What is a Swedish mosquito?
Confusingly, the Swedish work for mosquito, “mygg”, sounds less like “mosquito” and more like the English word “midge”, those small, fast-flying clouds of biting insects which have been the bane of many a camping trip in Scotland. Swedish “mygg” are larger, slower, and much easier to catch, and what is more they do not share the tendency of their smaller cousins in Scotland to mount kamikaze attacks on your dinner cooking quietly over the campfire…
Some areas of Sweden, particularly the north, do also have midges, or “knott”, but mosquitoes are much more widespread, distributed in varying densities throughout the country.
Are there a lot of mosquitoes in Sweden?
Yes, and no. The density and number of mosquitoes varies greatly depending on the time of year, the part of the country you are in and the degree of rainfall during the breeding season in spring and early summer. They generally appear around mid-June and disappear again towards the end of September, with numbers lowest at the beginning and end of the season. Since mosquitoes like water and birch forest they are not often found on the high plains away from the mountain stations. Although mosquitoes are present throughout Sweden, numbers are highest in the north of the country.
Generally, in the archipelago/coastal areas, you will normally find fewer mosquitoes that on the mainland.
Mosquitoes go through four stages in their lifecycle: from egg to larva to pupa before finally becoming an adult. Water is essential for mosquitoes to breed, as mosquitoes spend the larval and pupal stages of their lifecycle in water. Most mosquitoes will become food for a wide variety of animals, but those that are not may live for 2-3 months.
Do Swedish mosquitoes bite?
Yes, they do. Sweden has 47 species of mosquito, 45 of which are the biting kind, though not all of these will bite humans. Only female mosquitoes bite humans, as they require the protein to breed.
Some people are particularly sensitive to insect bites and develop itchy red spots, while others seem to be little affected. Mosquitoes in Sweden can be a nuisance, but with some simple precautions the problem can be managed.
How can I avoid being bitten?
Generally, mosquitoes in Sweden are only a particular problem during dusk hours, and more in the north of the country than elsewhere. Wear long-sleeved (bite-proof!) shirts and trousers, and use a repellent if you wish. Cover your head with a hat or scarf. If you are particularly bothered by mosquitoes, you may find a net for your face helpful.
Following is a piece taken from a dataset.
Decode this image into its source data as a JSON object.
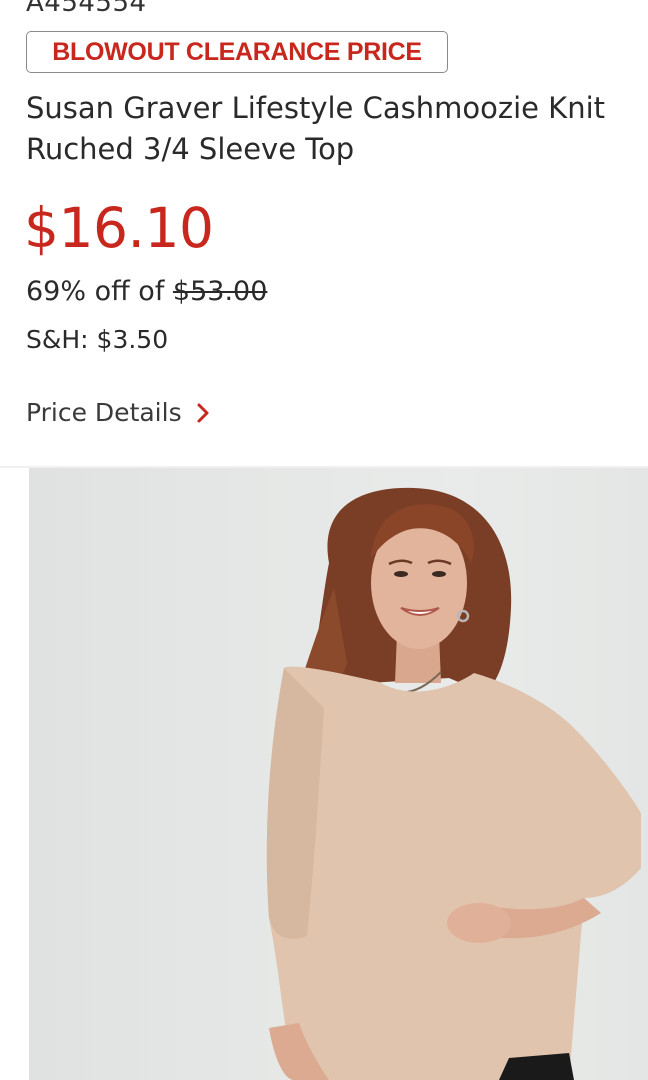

What repellent should I use?
Everyone has their own individual preference regarding repellent. However, in general we recommend you buy your repellent in Sweden, as this may be more effective against Swedish biting insects than repellents purchased elsewhere.
Do Swedish mosquitoes carry malaria?
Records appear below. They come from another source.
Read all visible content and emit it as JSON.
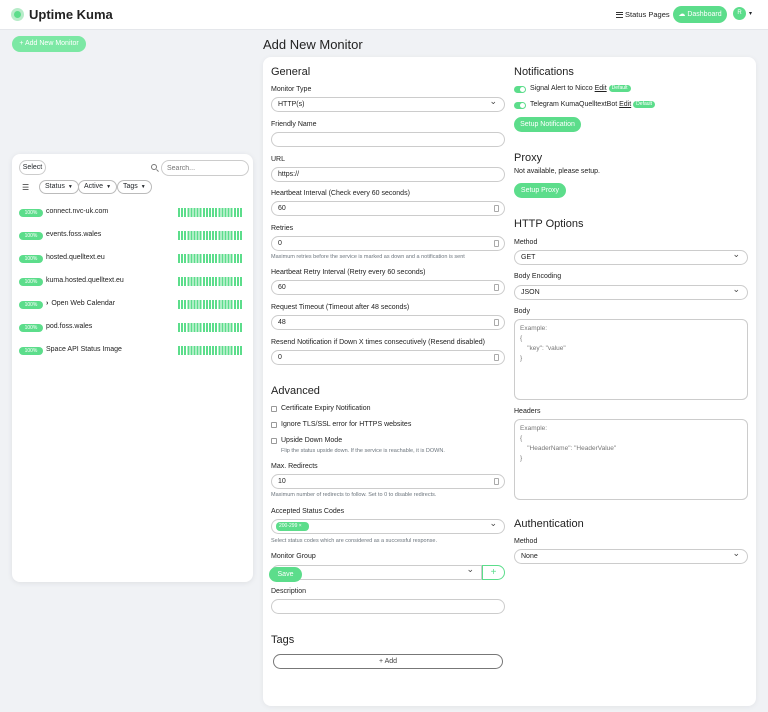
{
  "header": {
    "brand": "Uptime Kuma",
    "status_pages": "Status Pages",
    "dashboard": "Dashboard",
    "avatar_initial": "R"
  },
  "sidebar": {
    "add_button": "+ Add New Monitor",
    "select_label": "Select",
    "search_placeholder": "Search...",
    "filters": [
      "Status",
      "Active",
      "Tags"
    ],
    "monitors": [
      {
        "pct": "100%",
        "name": "connect.nvc-uk.com"
      },
      {
        "pct": "100%",
        "name": "events.foss.wales"
      },
      {
        "pct": "100%",
        "name": "hosted.quelltext.eu"
      },
      {
        "pct": "100%",
        "name": "kuma.hosted.quelltext.eu"
      },
      {
        "pct": "100%",
        "name": "Open Web Calendar"
      },
      {
        "pct": "100%",
        "name": "pod.foss.wales"
      },
      {
        "pct": "100%",
        "name": "Space API Status Image"
      }
    ]
  },
  "page": {
    "title": "Add New Monitor"
  },
  "general": {
    "heading": "General",
    "monitor_type_label": "Monitor Type",
    "monitor_type": "HTTP(s)",
    "friendly_name_label": "Friendly Name",
    "url_label": "URL",
    "url": "https://",
    "heartbeat_label": "Heartbeat Interval (Check every 60 seconds)",
    "heartbeat": "60",
    "retries_label": "Retries",
    "retries": "0",
    "retries_help": "Maximum retries before the service is marked as down and a notification is sent",
    "retry_interval_label": "Heartbeat Retry Interval (Retry every 60 seconds)",
    "retry_interval": "60",
    "timeout_label": "Request Timeout (Timeout after 48 seconds)",
    "timeout": "48",
    "resend_label": "Resend Notification if Down X times consecutively (Resend disabled)",
    "resend": "0"
  },
  "advanced": {
    "heading": "Advanced",
    "cert_expiry": "Certificate Expiry Notification",
    "ignore_tls": "Ignore TLS/SSL error for HTTPS websites",
    "upside_down": "Upside Down Mode",
    "upside_down_help": "Flip the status upside down. If the service is reachable, it is DOWN.",
    "max_redirects_label": "Max. Redirects",
    "max_redirects": "10",
    "max_redirects_help": "Maximum number of redirects to follow. Set to 0 to disable redirects.",
    "status_codes_label": "Accepted Status Codes",
    "status_code_chip": "200-299",
    "status_codes_help": "Select status codes which are considered as a successful response.",
    "monitor_group_label": "Monitor Group",
    "save": "Save",
    "description_label": "Description"
  },
  "tags": {
    "heading": "Tags",
    "add": "+ Add"
  },
  "notifications": {
    "heading": "Notifications",
    "items": [
      {
        "text": "Signal Alert to Nicco",
        "edit": "Edit",
        "badge": "Default"
      },
      {
        "text": "Telegram KumaQuelltextBot",
        "edit": "Edit",
        "badge": "Default"
      }
    ],
    "setup": "Setup Notification"
  },
  "proxy": {
    "heading": "Proxy",
    "text": "Not available, please setup.",
    "setup": "Setup Proxy"
  },
  "http": {
    "heading": "HTTP Options",
    "method_label": "Method",
    "method": "GET",
    "encoding_label": "Body Encoding",
    "encoding": "JSON",
    "body_label": "Body",
    "body_placeholder": "Example:\n{\n    \"key\": \"value\"\n}",
    "headers_label": "Headers",
    "headers_placeholder": "Example:\n{\n    \"HeaderName\": \"HeaderValue\"\n}"
  },
  "auth": {
    "heading": "Authentication",
    "method_label": "Method",
    "method": "None"
  },
  "colors": {
    "accent": "#5cdd8b"
  }
}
No. Malaria was present in Sweden until the 18th and 19th centuries, when people lived in much closer proximity to their cattle, but disappeared from the country in the early 20th century.
Are mosquitoes all bad?
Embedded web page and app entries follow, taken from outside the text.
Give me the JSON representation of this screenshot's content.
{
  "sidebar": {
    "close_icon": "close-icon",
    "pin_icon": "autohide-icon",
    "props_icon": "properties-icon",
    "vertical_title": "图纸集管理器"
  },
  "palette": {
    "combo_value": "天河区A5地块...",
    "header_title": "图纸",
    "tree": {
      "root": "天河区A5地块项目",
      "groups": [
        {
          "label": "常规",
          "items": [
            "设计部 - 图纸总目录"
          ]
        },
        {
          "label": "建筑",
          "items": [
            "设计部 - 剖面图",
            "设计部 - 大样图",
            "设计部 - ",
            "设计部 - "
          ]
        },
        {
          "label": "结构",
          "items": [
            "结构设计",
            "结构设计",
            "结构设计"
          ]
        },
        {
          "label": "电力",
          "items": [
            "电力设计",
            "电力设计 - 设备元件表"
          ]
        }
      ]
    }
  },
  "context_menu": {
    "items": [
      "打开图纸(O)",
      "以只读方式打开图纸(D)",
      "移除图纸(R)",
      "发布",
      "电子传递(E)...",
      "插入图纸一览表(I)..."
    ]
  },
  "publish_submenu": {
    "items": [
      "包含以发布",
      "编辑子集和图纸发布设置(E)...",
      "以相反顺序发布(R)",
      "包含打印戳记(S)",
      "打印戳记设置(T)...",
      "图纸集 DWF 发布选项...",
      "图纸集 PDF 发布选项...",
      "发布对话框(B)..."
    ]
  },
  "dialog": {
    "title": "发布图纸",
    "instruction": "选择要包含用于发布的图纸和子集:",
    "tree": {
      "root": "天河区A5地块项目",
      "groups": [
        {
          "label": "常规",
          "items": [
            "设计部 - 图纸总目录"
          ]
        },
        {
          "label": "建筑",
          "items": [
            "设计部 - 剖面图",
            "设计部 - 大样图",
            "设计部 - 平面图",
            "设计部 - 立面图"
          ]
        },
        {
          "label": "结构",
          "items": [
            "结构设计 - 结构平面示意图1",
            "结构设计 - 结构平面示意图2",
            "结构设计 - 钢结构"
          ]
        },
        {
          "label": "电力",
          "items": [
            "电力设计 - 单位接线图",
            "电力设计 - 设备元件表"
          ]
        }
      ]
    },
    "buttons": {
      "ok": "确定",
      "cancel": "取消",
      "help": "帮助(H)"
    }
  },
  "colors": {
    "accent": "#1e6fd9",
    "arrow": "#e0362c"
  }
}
While most humans consider them a curse, there are a number of positive sides to the presence of mosquitoes:
- Mosquitoes provide an important source of food for many animals, from the tadpoles and fish which eat their larvae to the birds and bats which hunt for adults on the wing.
- In some countries, mosquitoes assist in the pollination of certain plant species, including Cattleya orchids. These plants in turn have leaves which collect small pools of water and host mini ecosystems of their own containing frogs, newts and toads.
- Spreading disease may seem like a negative, but maintaining the flow of bacteria and viruses around an ecosystem builds immunity and helps to strengthen populations as a whole by culling weaker animals.
- Finally, it is sometimes said that without the deterrent that mosquitoes provide to human settlement, some of our wildest and most beautiful places would have been colonised and developed to a far greater degree. So mosquitoes are actually powerful conservationists!
Mosquitoes are present in Sweden, and in some cases they can be a nuisance. But with simple precautions there is no reason why they should be more than a minor annoyance or spoil your enjoyment of some of the world’s most spectacular wild places. The Nature Travels Team feels strongly from personal experience that if you can survive a camping trip on the west coast of Scotland and live to tell the tale, you will have little difficulty dealing with Swedish mosquitoes!
The Nature Travels Team
Nature Travels offers a wide range of outdoor holidays in Sweden, from canoeing to dog sledding to romantic log cabin breaks, for independents, families and groups of all ages and levels of experience.